#### EXERCISE PROMPT
Every entry that follows should be reproduced exactly.

App and web page records
◆ ◆ ◆ ◆ ◆
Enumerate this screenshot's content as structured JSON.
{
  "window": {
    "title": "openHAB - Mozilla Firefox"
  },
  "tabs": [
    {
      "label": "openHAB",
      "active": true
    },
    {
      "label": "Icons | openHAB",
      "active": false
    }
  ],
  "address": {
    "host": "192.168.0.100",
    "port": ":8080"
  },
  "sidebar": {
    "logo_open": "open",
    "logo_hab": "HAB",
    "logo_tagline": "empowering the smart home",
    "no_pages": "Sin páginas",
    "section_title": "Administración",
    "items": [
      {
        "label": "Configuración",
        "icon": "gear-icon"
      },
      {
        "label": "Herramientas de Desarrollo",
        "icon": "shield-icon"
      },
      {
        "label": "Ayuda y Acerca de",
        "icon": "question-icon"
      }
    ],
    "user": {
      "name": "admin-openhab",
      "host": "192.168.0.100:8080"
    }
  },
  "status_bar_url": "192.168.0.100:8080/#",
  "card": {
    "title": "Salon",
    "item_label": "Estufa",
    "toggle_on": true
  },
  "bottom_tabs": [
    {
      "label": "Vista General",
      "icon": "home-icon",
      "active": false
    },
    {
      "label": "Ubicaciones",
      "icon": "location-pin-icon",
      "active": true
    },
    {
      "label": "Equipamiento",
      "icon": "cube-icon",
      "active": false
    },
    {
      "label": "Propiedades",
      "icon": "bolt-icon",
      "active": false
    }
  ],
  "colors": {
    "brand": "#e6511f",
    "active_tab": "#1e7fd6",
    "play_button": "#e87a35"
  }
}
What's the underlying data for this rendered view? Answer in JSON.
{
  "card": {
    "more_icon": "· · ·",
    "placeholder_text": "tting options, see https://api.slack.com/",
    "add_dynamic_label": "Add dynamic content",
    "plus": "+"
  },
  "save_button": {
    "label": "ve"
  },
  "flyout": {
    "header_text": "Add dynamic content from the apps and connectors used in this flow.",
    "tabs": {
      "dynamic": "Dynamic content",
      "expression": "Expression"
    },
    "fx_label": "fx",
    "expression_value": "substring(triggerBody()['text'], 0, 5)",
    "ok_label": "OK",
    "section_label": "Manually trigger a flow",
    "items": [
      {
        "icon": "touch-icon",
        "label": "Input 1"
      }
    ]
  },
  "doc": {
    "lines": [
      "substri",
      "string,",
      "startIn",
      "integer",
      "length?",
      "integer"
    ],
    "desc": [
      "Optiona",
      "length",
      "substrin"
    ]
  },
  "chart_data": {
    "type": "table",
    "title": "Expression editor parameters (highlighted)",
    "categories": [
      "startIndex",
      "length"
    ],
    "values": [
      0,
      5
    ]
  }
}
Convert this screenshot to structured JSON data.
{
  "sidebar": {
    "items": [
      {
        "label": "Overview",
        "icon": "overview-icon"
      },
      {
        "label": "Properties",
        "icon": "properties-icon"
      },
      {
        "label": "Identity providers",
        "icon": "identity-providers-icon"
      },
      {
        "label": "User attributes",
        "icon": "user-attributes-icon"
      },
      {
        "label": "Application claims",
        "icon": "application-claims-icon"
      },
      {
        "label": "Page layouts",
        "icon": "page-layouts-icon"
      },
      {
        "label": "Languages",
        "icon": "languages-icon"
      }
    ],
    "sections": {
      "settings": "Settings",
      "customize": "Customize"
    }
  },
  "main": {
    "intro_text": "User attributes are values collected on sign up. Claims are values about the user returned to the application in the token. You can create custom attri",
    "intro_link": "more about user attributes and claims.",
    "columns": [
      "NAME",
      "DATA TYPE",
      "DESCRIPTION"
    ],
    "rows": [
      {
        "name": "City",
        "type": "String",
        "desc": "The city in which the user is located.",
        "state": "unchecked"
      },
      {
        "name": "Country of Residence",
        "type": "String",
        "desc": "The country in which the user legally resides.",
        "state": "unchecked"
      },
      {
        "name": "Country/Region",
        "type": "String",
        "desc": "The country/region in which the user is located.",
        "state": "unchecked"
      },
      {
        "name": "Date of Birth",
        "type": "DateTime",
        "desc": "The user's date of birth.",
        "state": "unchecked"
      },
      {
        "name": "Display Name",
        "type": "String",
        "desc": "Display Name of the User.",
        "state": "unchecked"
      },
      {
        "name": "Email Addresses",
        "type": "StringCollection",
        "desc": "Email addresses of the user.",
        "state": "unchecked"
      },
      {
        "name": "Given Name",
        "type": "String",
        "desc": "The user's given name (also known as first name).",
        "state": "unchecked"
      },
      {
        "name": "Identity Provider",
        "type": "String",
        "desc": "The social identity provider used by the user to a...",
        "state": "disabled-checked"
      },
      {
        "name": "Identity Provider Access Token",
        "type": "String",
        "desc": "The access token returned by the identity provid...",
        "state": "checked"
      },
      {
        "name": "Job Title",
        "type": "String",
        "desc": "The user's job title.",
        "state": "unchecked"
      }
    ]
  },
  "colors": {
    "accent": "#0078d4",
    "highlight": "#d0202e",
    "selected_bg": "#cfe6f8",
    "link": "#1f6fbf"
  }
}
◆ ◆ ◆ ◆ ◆
#### WORKED SOLUTION
Enumerate this screenshot's content as structured JSON.
{
  "window": {
    "title": "openHAB - Mozilla Firefox"
  },
  "tabs": [
    {
      "label": "openHAB",
      "active": true
    },
    {
      "label": "Icons | openHAB",
      "active": false
    }
  ],
  "address": {
    "host": "192.168.0.100",
    "port": ":8080"
  },
  "sidebar": {
    "logo_open": "open",
    "logo_hab": "HAB",
    "logo_tagline": "empowering the smart home",
    "no_pages": "Sin páginas",
    "section_title": "Administración",
    "items": [
      {
        "label": "Configuración",
        "icon": "gear-icon"
      },
      {
        "label": "Herramientas de Desarrollo",
        "icon": "shield-icon"
      },
      {
        "label": "Ayuda y Acerca de",
        "icon": "question-icon"
      }
    ],
    "user": {
      "name": "admin-openhab",
      "host": "192.168.0.100:8080"
    }
  },
  "status_bar_url": "192.168.0.100:8080/#",
  "card": {
    "title": "Salon",
    "item_label": "Estufa",
    "toggle_on": true
  },
  "bottom_tabs": [
    {
      "label": "Vista General",
      "icon": "home-icon",
      "active": false
    },
    {
      "label": "Ubicaciones",
      "icon": "location-pin-icon",
      "active": true
    },
    {
      "label": "Equipamiento",
      "icon": "cube-icon",
      "active": false
    },
    {
      "label": "Propiedades",
      "icon": "bolt-icon",
      "active": false
    }
  ],
  "colors": {
    "brand": "#e6511f",
    "active_tab": "#1e7fd6",
    "play_button": "#e87a35"
  }
}
What's the underlying data for this rendered view? Answer in JSON.
{
  "card": {
    "more_icon": "· · ·",
    "placeholder_text": "tting options, see https://api.slack.com/",
    "add_dynamic_label": "Add dynamic content",
    "plus": "+"
  },
  "save_button": {
    "label": "ve"
  },
  "flyout": {
    "header_text": "Add dynamic content from the apps and connectors used in this flow.",
    "tabs": {
      "dynamic": "Dynamic content",
      "expression": "Expression"
    },
    "fx_label": "fx",
    "expression_value": "substring(triggerBody()['text'], 0, 5)",
    "ok_label": "OK",
    "section_label": "Manually trigger a flow",
    "items": [
      {
        "icon": "touch-icon",
        "label": "Input 1"
      }
    ]
  },
  "doc": {
    "lines": [
      "substri",
      "string,",
      "startIn",
      "integer",
      "length?",
      "integer"
    ],
    "desc": [
      "Optiona",
      "length",
      "substrin"
    ]
  },
  "chart_data": {
    "type": "table",
    "title": "Expression editor parameters (highlighted)",
    "categories": [
      "startIndex",
      "length"
    ],
    "values": [
      0,
      5
    ]
  }
}
Convert this screenshot to structured JSON data.
{
  "sidebar": {
    "items": [
      {
        "label": "Overview",
        "icon": "overview-icon"
      },
      {
        "label": "Properties",
        "icon": "properties-icon"
      },
      {
        "label": "Identity providers",
        "icon": "identity-providers-icon"
      },
      {
        "label": "User attributes",
        "icon": "user-attributes-icon"
      },
      {
        "label": "Application claims",
        "icon": "application-claims-icon"
      },
      {
        "label": "Page layouts",
        "icon": "page-layouts-icon"
      },
      {
        "label": "Languages",
        "icon": "languages-icon"
      }
    ],
    "sections": {
      "settings": "Settings",
      "customize": "Customize"
    }
  },
  "main": {
    "intro_text": "User attributes are values collected on sign up. Claims are values about the user returned to the application in the token. You can create custom attri",
    "intro_link": "more about user attributes and claims.",
    "columns": [
      "NAME",
      "DATA TYPE",
      "DESCRIPTION"
    ],
    "rows": [
      {
        "name": "City",
        "type": "String",
        "desc": "The city in which the user is located.",
        "state": "unchecked"
      },
      {
        "name": "Country of Residence",
        "type": "String",
        "desc": "The country in which the user legally resides.",
        "state": "unchecked"
      },
      {
        "name": "Country/Region",
        "type": "String",
        "desc": "The country/region in which the user is located.",
        "state": "unchecked"
      },
      {
        "name": "Date of Birth",
        "type": "DateTime",
        "desc": "The user's date of birth.",
        "state": "unchecked"
      },
      {
        "name": "Display Name",
        "type": "String",
        "desc": "Display Name of the User.",
        "state": "unchecked"
      },
      {
        "name": "Email Addresses",
        "type": "StringCollection",
        "desc": "Email addresses of the user.",
        "state": "unchecked"
      },
      {
        "name": "Given Name",
        "type": "String",
        "desc": "The user's given name (also known as first name).",
        "state": "unchecked"
      },
      {
        "name": "Identity Provider",
        "type": "String",
        "desc": "The social identity provider used by the user to a...",
        "state": "disabled-checked"
      },
      {
        "name": "Identity Provider Access Token",
        "type": "String",
        "desc": "The access token returned by the identity provid...",
        "state": "checked"
      },
      {
        "name": "Job Title",
        "type": "String",
        "desc": "The user's job title.",
        "state": "unchecked"
      }
    ]
  },
  "colors": {
    "accent": "#0078d4",
    "highlight": "#d0202e",
    "selected_bg": "#cfe6f8",
    "link": "#1f6fbf"
  }
}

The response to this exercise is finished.